“Why the sudden legal investment boom; what’s changed; and what does it portend? Short answers: legal delivery is ripe for scaled transformation; legal buyers are driving change and have disaggregated legal practice from the delivery of legal services; and the lawyer-centric, labour-intensive, fragmented legal industry is ripe for tech and process-driven consolidation,“ Cohen remarks. Elsewhere he notes that “Clients — not lawyers — are now calling the shots and driving the transformation of the legal industry.”
With all that said, the consumer-demand has also changed the legal industry in the past few years. Despite being known as conservative, risk-averse and technophobic, the industry is taking important steps as more law firms establish innovations labs, tech hubs and development partnerships. With an industry this ripe for transformation that so far is largely untouched by technology, tech providers also have a massive potential to disrupt significant parts of a large and profitable space.
You can never say that there are not parts of the legal tech industry that is over-hyped and maybe even over-heated. But the market is still massively under-developed and the consumers consistently demand new delivery models that are mostly enabled by technological innovation. In that light, the current boom might only be the beginning of the great transformation.

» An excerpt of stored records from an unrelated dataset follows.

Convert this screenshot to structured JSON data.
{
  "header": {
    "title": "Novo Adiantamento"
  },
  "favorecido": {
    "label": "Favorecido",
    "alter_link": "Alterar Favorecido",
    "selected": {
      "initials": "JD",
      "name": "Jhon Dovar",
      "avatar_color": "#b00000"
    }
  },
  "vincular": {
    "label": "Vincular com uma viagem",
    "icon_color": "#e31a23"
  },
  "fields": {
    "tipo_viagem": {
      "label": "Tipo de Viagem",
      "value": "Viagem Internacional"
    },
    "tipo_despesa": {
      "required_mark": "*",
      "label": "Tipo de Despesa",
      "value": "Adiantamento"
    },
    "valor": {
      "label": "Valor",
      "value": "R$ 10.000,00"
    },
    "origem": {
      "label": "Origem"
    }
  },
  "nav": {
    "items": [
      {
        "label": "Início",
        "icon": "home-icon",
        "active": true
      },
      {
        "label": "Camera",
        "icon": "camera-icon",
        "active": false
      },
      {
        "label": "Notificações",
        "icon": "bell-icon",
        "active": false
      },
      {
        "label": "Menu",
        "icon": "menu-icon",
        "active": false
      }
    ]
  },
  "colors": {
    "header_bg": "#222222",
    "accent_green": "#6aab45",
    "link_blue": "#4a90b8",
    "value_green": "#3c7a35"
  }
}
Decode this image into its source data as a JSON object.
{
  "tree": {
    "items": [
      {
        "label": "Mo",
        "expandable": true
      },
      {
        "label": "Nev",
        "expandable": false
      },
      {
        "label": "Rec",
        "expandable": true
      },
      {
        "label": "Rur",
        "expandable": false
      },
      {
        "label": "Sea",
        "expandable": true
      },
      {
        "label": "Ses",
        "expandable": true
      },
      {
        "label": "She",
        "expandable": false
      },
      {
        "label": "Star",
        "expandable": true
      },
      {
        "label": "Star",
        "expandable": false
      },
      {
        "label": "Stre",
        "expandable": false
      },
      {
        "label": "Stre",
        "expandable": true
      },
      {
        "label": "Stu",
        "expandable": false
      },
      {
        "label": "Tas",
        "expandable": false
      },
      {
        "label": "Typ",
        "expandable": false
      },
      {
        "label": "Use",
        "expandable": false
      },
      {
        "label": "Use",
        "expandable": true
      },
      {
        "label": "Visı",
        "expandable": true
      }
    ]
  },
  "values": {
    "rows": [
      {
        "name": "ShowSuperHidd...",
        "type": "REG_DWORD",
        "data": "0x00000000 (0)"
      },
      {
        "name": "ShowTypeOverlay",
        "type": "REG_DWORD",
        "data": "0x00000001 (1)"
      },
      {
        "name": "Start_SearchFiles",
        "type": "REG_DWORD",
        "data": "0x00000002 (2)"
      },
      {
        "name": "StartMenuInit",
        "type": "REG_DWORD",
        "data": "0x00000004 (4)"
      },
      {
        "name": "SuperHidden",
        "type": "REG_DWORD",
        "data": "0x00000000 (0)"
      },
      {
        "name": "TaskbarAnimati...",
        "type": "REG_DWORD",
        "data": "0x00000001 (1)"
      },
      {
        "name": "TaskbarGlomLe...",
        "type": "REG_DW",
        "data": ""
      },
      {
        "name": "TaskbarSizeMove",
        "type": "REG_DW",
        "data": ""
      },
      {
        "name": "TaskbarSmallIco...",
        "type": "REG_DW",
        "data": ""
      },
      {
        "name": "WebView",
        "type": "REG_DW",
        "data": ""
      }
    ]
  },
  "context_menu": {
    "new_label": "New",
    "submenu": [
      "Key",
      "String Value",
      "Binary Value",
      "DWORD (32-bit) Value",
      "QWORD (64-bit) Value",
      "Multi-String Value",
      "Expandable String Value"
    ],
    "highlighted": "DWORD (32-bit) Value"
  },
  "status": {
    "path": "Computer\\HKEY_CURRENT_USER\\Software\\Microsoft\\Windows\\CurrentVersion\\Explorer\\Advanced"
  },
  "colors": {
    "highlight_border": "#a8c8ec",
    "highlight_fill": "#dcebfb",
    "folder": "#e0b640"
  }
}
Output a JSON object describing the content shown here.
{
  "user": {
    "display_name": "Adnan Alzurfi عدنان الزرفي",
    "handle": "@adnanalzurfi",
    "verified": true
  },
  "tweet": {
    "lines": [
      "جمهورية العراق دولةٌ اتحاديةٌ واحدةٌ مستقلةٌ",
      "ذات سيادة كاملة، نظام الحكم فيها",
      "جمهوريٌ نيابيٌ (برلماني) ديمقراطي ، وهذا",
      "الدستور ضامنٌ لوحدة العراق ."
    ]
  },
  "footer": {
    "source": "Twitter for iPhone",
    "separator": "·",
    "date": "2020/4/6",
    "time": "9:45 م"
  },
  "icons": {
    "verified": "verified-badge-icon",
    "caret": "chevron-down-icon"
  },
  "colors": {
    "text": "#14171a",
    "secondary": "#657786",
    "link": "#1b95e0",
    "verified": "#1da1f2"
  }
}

As noted by Artificial Lawyer: “Investment into legal tech may be expanding like a bubble, but it is nowhere near close to its limits.”